14 January 2009

Is Our Grownups Reading?

Earlier this week the National Endowment for the Arts, under chairman Dana Gioia released an optimistic report called "Reading on the Rise," available for downloading.

I detect a bit of cynicism in Publishers Marketplace's article on the report: “Outgoing NEA Chairman ‘Proves’ He Helped Raise Reading.” That article went on to say, “Aside from the yeoman efforts of the NEA chairman, what could possibly explain the sudden change? ‘In 2008, the survey introduced new questions about reading preferences and reading on the Internet.’”

And indeed, in small print at the top of page 3, the report says, “In this report, ‘literary’ reading refers to the reading of any novels, short stories, poems, or plays in print or online.”

At the time of the last such report in 2002, I complained (without having Oz and Ends to do so) that defining “literary” to exclude all non-fiction skewed the survey. That meant “literature” excluded complex and well-written histories, autobiographies, political arguments, scientific explorations, philosophical essays, sports books, etc. Having excluded those books from consideration, the surveys have, not surprisingly, found fewer men reading “literature” than women. (That finding remains in this year’s report.)

In 2008 that restriction on “literature” remains, but the survey expanded the definition of “reading” to include online works. I've also complained (this time with the vast resources of Oz and Ends) that saying children spend too much time on the internet to read misses the fact that you basically need to read to get around online. (You just don't need to punctuate or spell.)

Gioia's preface reflects the old view that reading pixels instead of print didn't really count:

A decline in both reading and reading ability was clearly documented in the first generation of teenagers and young adults raised in a society full of videogames, cell phones, iPods, laptops, and other electronic devices.
Yet now this survey does include as "literary" any novels or short stories read via "cell phones, iPods, laptops, and other electronic devices."

So I'm glad the NEA and Census Bureau have added online reading to their question. However, that fudges the data, doesn't it? To see real trends, we have to compare like to like. Since the 2002 survey asked only about “literary” reading in print, what's the comparable data in 2008? Well, I don't see how to extract it from the NEA's published report. There’s no way to compare print-only data for successive years, nor to separate out respondents who read online only.

But we can see some of the effect in finding #4: "Literary reading has increased most rapidly among the youngest adults," aged 18-24. And in the graphic for finding #11: Twenty percent of that age group stated that they read "literature" online. So the biggest rise appeared in the group that does the most online reading. That seems significant.

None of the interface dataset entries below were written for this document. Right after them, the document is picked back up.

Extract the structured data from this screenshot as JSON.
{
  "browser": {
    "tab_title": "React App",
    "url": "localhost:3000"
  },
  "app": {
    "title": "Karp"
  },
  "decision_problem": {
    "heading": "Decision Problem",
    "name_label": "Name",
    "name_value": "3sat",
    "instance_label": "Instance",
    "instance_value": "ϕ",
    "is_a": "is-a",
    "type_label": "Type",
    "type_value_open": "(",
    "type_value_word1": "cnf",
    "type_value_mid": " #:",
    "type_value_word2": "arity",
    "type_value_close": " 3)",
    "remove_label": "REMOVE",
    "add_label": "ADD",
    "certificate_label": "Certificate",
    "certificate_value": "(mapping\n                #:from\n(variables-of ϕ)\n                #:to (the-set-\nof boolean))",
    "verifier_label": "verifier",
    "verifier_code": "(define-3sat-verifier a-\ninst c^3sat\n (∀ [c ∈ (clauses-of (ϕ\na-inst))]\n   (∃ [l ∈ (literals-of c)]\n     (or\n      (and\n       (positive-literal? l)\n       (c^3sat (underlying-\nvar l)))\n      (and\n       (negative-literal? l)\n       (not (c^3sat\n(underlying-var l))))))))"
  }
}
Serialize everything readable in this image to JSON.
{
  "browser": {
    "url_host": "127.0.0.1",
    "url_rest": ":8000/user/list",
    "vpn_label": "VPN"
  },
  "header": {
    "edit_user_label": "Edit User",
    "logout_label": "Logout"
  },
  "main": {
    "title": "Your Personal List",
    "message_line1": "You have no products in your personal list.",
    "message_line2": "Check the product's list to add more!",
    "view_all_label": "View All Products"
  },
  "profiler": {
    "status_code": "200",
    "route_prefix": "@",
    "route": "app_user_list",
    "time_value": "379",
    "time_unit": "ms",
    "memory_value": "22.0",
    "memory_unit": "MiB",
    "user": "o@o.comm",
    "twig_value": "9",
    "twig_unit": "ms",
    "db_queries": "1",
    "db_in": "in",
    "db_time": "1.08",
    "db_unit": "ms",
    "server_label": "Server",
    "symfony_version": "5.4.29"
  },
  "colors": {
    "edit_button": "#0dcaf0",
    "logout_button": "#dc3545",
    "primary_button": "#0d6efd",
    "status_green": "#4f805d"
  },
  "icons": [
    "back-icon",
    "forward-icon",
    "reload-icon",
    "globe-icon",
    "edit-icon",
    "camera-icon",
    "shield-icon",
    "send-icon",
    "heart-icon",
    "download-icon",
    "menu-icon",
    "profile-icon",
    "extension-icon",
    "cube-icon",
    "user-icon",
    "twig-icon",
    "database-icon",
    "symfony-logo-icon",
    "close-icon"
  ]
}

Hillel Italie's report for the Associated Press zeroed in on the one decline noted among the findings, and that fudged by the emphasis on absolute numbers rather than percentage:
10. Book-readers have grown in absolute numbers but declined slightly as a percentage of the U.S. adult population.
The AP article says:
In a preface to the new report, being released shortly before Gioia steps down after heading the endowment for seven years, he cites a nationwide effort and says the results demonstrate that "our faith in positive social and cultural change was not misplaced."

But the preface does not mention a countertrend: a drop among people not obligated to read. Adults who read books of any kind--fiction or nonfiction, online or on paper--that were not assigned by a teacher or employer dropped from 56.6 percent of adults in 2002 to 54.3 percent last year. The fall was greatest among those younger than 55.

And while the number of adults who say they read a non-required book is 3.5 million higher than in 2002, the report notes that that the total adult population increased by 19 million, meaning an increase in the number of people who didn't voluntarily read books of 15.5 million, a huge disparity confirmed by NEA research director Sunil Iyengar.
And once again I point to something I wrote about the last reading survey: once a study excludes reading “assigned by a teacher or employer,” we're no longer looking at overall reading. An American (especially a student) could be reading literature or other complex books all the time, yet show up on such a survey as a complete non-reader if all that reading is required. In headline form: More Homework Assignments Mean Less Time to Read for Pleasure.

I should say that I had the pleasure of briefly meeting Dana Gioia and hearing him speaking about the poet H. W. Longfellow in 2007. I found him smart and smartly dressed. He also has a background in marketing, and knows how to sell a survey.


Anonymous said...

Thank you. The survey results irritated me to no end -- a classic case of innumeracy.

Anonymous said...

"saying children spend too much time on the internet to read misses the fact that you basically need to read to get around online. (You just don't need to punctuate or spell.)"

Ha ha ha ha!

I share your frustration with the "nonfiction doesn't count" mentality -- and you're right that like should be compared to like. I'm glad that online reading is getting acknowledged, but using it to skew the numbers was uncool.